I recently had the opportunity to take a behind the scenes tour of the Citizens Bank Boston Opera House. The tour took about an hour or so and offered a look into the history and architecture of the building plus some time backstage and onstage to see how different productions operate behind the scenes (including a peek inside a dressing room with costumes from Boston Ballet!)
The Boston Opera House is planning to offer more tours like this in the future and I definitely recommend it if you’re an architecture geek like me, or just curious about the history of this building after seeing a show here. When available, you’ll be able to find dates to take the tour at bostonoperahouse.com.
The tour is part audio tour and part guided tour. The audio portion of the tour can be done on your own cell phone, and will take you throughout the lobby areas, and the mezzanine. Then, after the audio tour is finished, you’ll meet a guide to head backstage for the second half of the tour.
Photos are permitted on the tour, and that was something I was really excited about! Before even getting into the fascinating history and architecture of the Boston Opera House, I was just excited to capture some photos of the space without having to navigate a crowd at the same time like you normally would during a show.
The audio portion of the tour covered the building’s renowned Thomas Lamb architectural designs and demonstrated how it is one of the finest known examples of a vaudeville circuit palace. As many times as I’ve been inside this building to see a ballet or Broadway show, I honestly never knew much of its history.
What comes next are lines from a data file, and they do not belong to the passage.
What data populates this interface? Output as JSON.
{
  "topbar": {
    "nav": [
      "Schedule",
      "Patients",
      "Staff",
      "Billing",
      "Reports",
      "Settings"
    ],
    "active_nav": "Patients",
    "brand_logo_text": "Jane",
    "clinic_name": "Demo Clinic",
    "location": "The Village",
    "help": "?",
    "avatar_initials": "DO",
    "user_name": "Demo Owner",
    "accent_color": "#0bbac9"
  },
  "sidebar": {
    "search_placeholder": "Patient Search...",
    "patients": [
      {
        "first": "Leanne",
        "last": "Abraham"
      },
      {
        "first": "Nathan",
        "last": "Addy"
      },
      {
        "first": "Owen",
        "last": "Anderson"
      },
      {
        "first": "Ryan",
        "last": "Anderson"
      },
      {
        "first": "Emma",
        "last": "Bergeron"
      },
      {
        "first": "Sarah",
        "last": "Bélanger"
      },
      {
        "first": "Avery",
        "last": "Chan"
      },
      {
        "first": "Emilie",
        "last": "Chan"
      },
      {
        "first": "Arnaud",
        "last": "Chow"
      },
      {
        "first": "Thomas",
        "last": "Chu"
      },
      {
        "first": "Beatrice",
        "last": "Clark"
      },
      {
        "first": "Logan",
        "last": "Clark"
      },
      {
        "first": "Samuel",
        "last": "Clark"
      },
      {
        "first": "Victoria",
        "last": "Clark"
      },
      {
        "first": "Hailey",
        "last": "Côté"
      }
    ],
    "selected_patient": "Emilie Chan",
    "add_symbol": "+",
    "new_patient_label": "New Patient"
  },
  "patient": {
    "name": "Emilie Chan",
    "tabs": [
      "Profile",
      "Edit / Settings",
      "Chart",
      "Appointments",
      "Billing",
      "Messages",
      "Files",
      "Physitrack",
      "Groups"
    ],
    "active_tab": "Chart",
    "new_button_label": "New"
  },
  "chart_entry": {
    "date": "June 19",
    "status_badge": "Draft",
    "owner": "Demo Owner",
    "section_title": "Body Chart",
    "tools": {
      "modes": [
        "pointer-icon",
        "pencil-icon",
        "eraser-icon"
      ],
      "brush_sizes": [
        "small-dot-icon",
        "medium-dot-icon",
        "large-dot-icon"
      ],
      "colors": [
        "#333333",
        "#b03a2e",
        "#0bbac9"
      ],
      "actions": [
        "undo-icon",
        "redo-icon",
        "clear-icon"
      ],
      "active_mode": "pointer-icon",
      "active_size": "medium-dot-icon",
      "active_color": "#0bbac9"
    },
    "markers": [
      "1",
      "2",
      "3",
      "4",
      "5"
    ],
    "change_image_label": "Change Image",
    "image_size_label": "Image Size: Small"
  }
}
The audio tour covers it in detail thankfully, with information on the building’s start as the B.F. Keith Memorial Theatre that originally showed films and vaudeville performances through periods of renovation and historic preservation and to the interiors we see today.
Architecturally, I noticed so many details I’ve simply never taken the time to look at closely while attending a performance at the Boston Opera House, so it was nice to be able to slow down and take it all in during the tour.
It was also really interesting to learn how the building’s interior had been preserved and renovated over the years. The design of the carpeting in the lobby for instance, was recreated using designs of the original from the Library of Congress, and the tour covered which portions of ceiling paintings were original and which had to undergo some extensive conservation work to create the look we see today.
The second half of the tour that took us backstage was just as interesting and truly a unique experience. We were able to see areas where performers warm up before shows, where the trap door onstage would lead out to if it’s used, a dressing room and more before heading on stage.
Visiting one of the dressing rooms was especially fun as there were some costumes on display from Boston Ballet. The costumes always look stunning from the audience, too, but I loved being able to see all of the details in this costume up close during the tour!
We also saw a collection of murals backstage for shows that have performed at the Boston Opera House that were signed by members of the cast. The murals were really cool to see and something that I would have never known about if not for taking the tour.
I loved learning more about the Boston Opera House and can’t wait to be back next month to see The Nutcracker with Boston Ballet. The historical tours of the building are a new offering that just ran for a couple of dates this month, but they are planning on doing them again when there are no performances happening.
Tickets for The Nutcracker with Boston Ballet are on sale now starting at $39, and performances run November 26-December 26, 2021. Find tickets online at bostonballet.org/nutcracker or call (617) 695-6955.
- Five Things to Love About Boston Ballet’s Production of The Nutcracker
- Five Reasons to See a Ballet When You Visit Boston
- Boston Ballet’s The Nutcracker, aka My Favorite Christmas Tradition